Military graduate programs teach both ancient and contemporary military history. Military leaders, policymakers, and others who make decisions regarding war can benefit from examining past conflicts. Leaders, especially those without personal military experience can learn valuable lessons by exploring both the negative and positive consequence of conflicts and the impacts on society.
What Courses are Required in Military History Programs?
The content of military history graduate courses includes the study of wars and conflicts, leadership, and military strategy. The following are examples of courses offered in military history graduate programs.
This class provides an in-depth look at the war that was fought for American independence. Participants study the battles and campaigns that ensued between 1775 and 1783. Students compare the leadership styles of British and American officers. George Washington's role as a leader is an integral part of this course.
In this course, students examine the operations, strategies, and tactics of the civil war. Students look closely at the leadership of both the Union and Confederate armies. The relationship between commanders and subordinates is of particular interest in this course. Students also look at the impact on the war of the naval operations and the technology during that the era.

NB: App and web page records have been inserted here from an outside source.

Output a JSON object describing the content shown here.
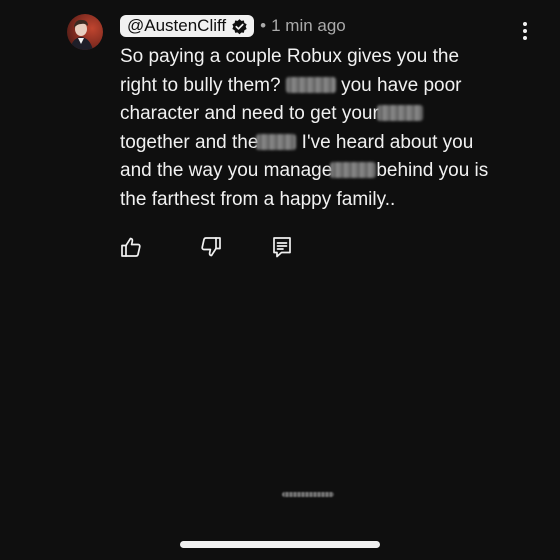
{
  "comment": {
    "handle": "@AustenCliff",
    "separator": "•",
    "timestamp": "1 min ago",
    "text": {
      "line1": "So paying a couple Robux gives you the",
      "line2_a": "right to bully them?",
      "line2_b": "you have poor",
      "line3_a": "character and need to get your",
      "line4_a": "together and the",
      "line4_b": "I've heard about you",
      "line5_a": "and the way you manage",
      "line5_b": "behind you is",
      "line6": "the farthest from a happy family.."
    },
    "icons": {
      "avatar": "user-avatar",
      "verified": "verified-check-icon",
      "more": "more-vertical-icon",
      "like": "thumbs-up-icon",
      "dislike": "thumbs-down-icon",
      "reply": "reply-comment-icon"
    }
  },
  "colors": {
    "background": "#0f0f0f",
    "text": "#f1f1f1",
    "secondary_text": "#aaaaaa",
    "handle_pill": "#f1f1f1"
  }
}
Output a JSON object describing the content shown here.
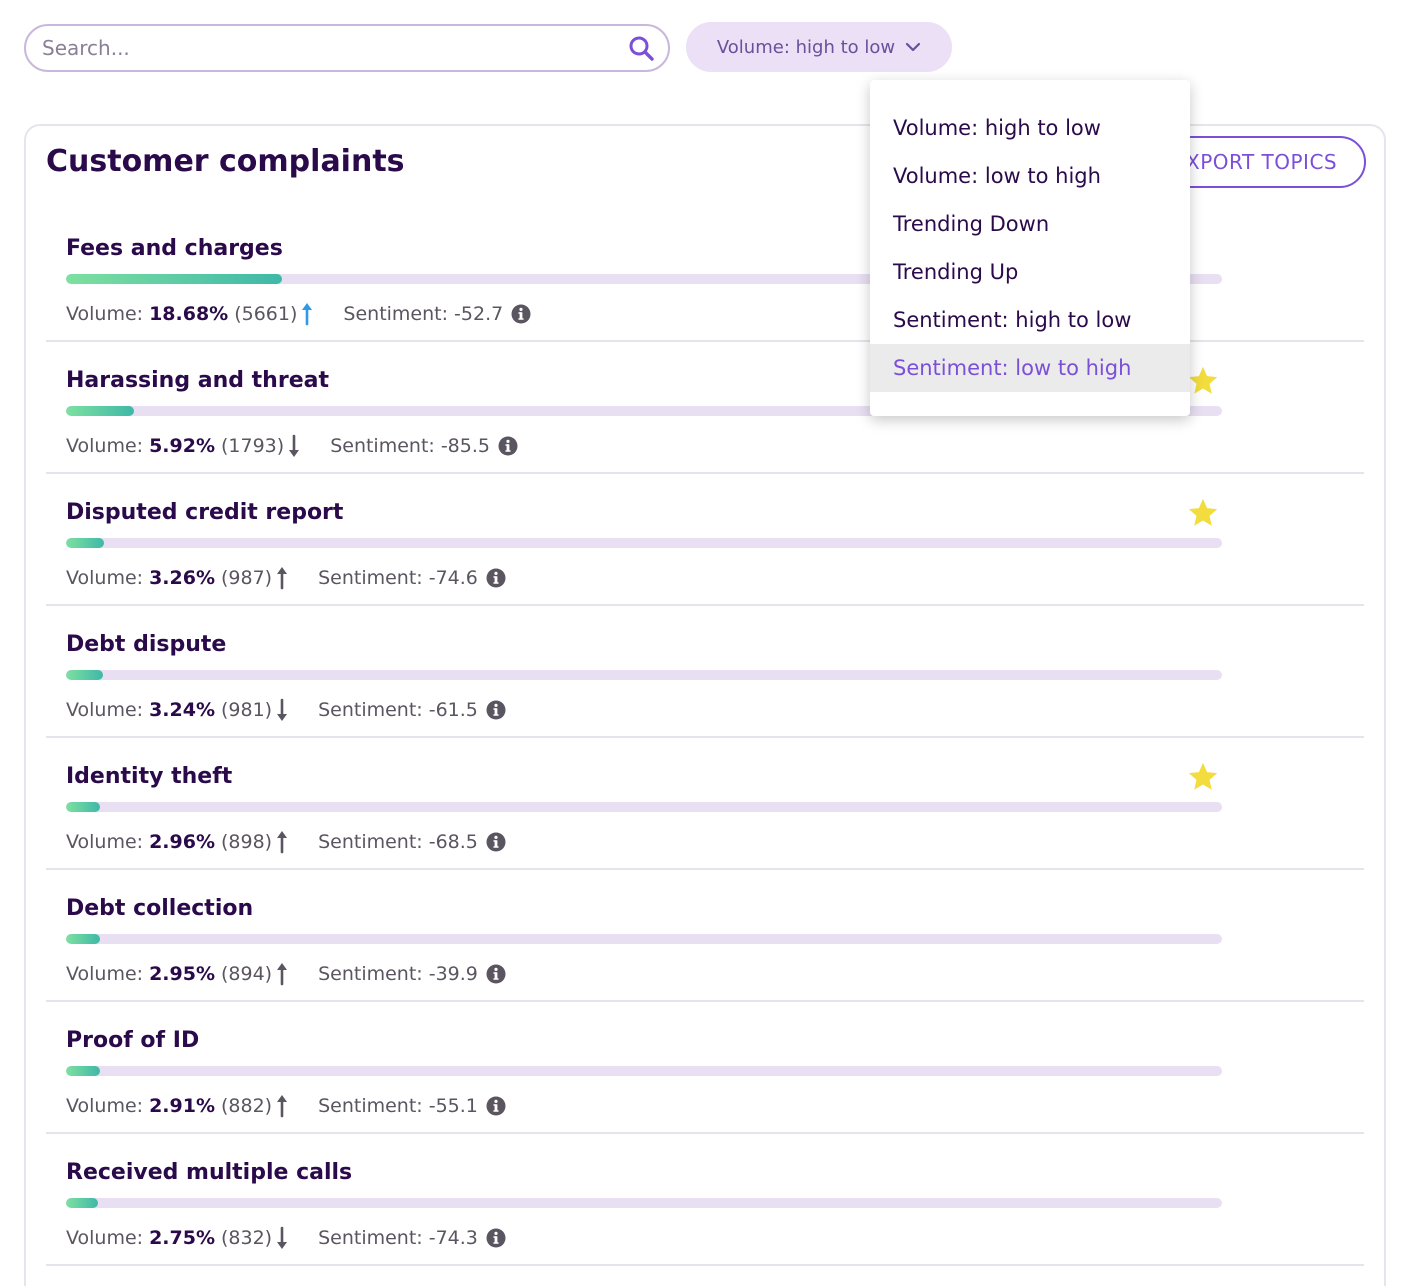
{
  "search": {
    "placeholder": "Search..."
  },
  "sort": {
    "selected": "Volume: high to low",
    "options": [
      "Volume: high to low",
      "Volume: low to high",
      "Trending Down",
      "Trending Up",
      "Sentiment: high to low",
      "Sentiment: low to high"
    ],
    "highlighted_index": 5
  },
  "panel": {
    "title": "Customer complaints",
    "export_label": "EXPORT TOPICS"
  },
  "labels": {
    "volume": "Volume:",
    "sentiment": "Sentiment:"
  },
  "colors": {
    "accent": "#7b4fd8",
    "title": "#2a0a4a",
    "trend_highlight": "#2f9ae8",
    "star": "#f2dc3e"
  },
  "topics": [
    {
      "name": "Fees and charges",
      "volume_pct": "18.68%",
      "volume_fraction": 0.1868,
      "count": "(5661)",
      "trend": "up",
      "trend_highlight": true,
      "sentiment": "-52.7",
      "starred": false
    },
    {
      "name": "Harassing and threat",
      "volume_pct": "5.92%",
      "volume_fraction": 0.0592,
      "count": "(1793)",
      "trend": "down",
      "trend_highlight": false,
      "sentiment": "-85.5",
      "starred": true
    },
    {
      "name": "Disputed credit report",
      "volume_pct": "3.26%",
      "volume_fraction": 0.0326,
      "count": "(987)",
      "trend": "up",
      "trend_highlight": false,
      "sentiment": "-74.6",
      "starred": true
    },
    {
      "name": "Debt dispute",
      "volume_pct": "3.24%",
      "volume_fraction": 0.0324,
      "count": "(981)",
      "trend": "down",
      "trend_highlight": false,
      "sentiment": "-61.5",
      "starred": false
    },
    {
      "name": "Identity theft",
      "volume_pct": "2.96%",
      "volume_fraction": 0.0296,
      "count": "(898)",
      "trend": "up",
      "trend_highlight": false,
      "sentiment": "-68.5",
      "starred": true
    },
    {
      "name": "Debt collection",
      "volume_pct": "2.95%",
      "volume_fraction": 0.0295,
      "count": "(894)",
      "trend": "up",
      "trend_highlight": false,
      "sentiment": "-39.9",
      "starred": false
    },
    {
      "name": "Proof of ID",
      "volume_pct": "2.91%",
      "volume_fraction": 0.0291,
      "count": "(882)",
      "trend": "up",
      "trend_highlight": false,
      "sentiment": "-55.1",
      "starred": false
    },
    {
      "name": "Received multiple calls",
      "volume_pct": "2.75%",
      "volume_fraction": 0.0275,
      "count": "(832)",
      "trend": "down",
      "trend_highlight": false,
      "sentiment": "-74.3",
      "starred": false
    }
  ]
}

Students taking this course examine the events associated with the cold war between the United States and the Soviet Union. The effect of this long-running conflict on the international community, including Korea, Latin America, and Vietnam is a topic of discussion. Espionage, the Cuban Missile Crisis, the dismantling of the Berlin Wall and the end of the Cold War are other themes considered in this class.
Non-Western Military History
Non-western military history delves into the military culture of East Asia and other non-western areas of the world. The effect of non-western warfare on soldiers and civilians is examined. Cultural perspectives, military strategy, and tactics involved in non-western military operations are additional topics discussed in this class.
U.S. Military History
The history of the U.S. military is addressed from colonial times to the present. The U.S. military experience is examined through an evaluation of campaigns, policies, and strategies. Students also explore the impact of military conflicts on American society.
The thesis is usually the final course in a graduate program in military history. Students choose a research a topic or problem approved by the department and write a paper that describes the results of the research. Once thesis writing is complete and approved, the student must defend the research before a committee.
What are the Admission Requirements for Military History Graduate Programs
Admissions criteria for military history graduate programs are generally consistent with an institution's admission requirements for all graduate school applicants. But some military history graduate programs may also have departmental requirements like the submission of a writing sample. Typically, applicants must submit proof of a bachelor's degree, official transcripts, letters of recommendation, a resume, and a statement of purpose or intent. Some schools may also require the GRE or GMAT scores for military history graduate program applicants.
A military history graduate program can provide aspiring and current military officers with the knowledge and skills necessary for making sound decisions. Military leaders, policymakers, and history teachers all benefit from understanding both contemporary and ancient military history.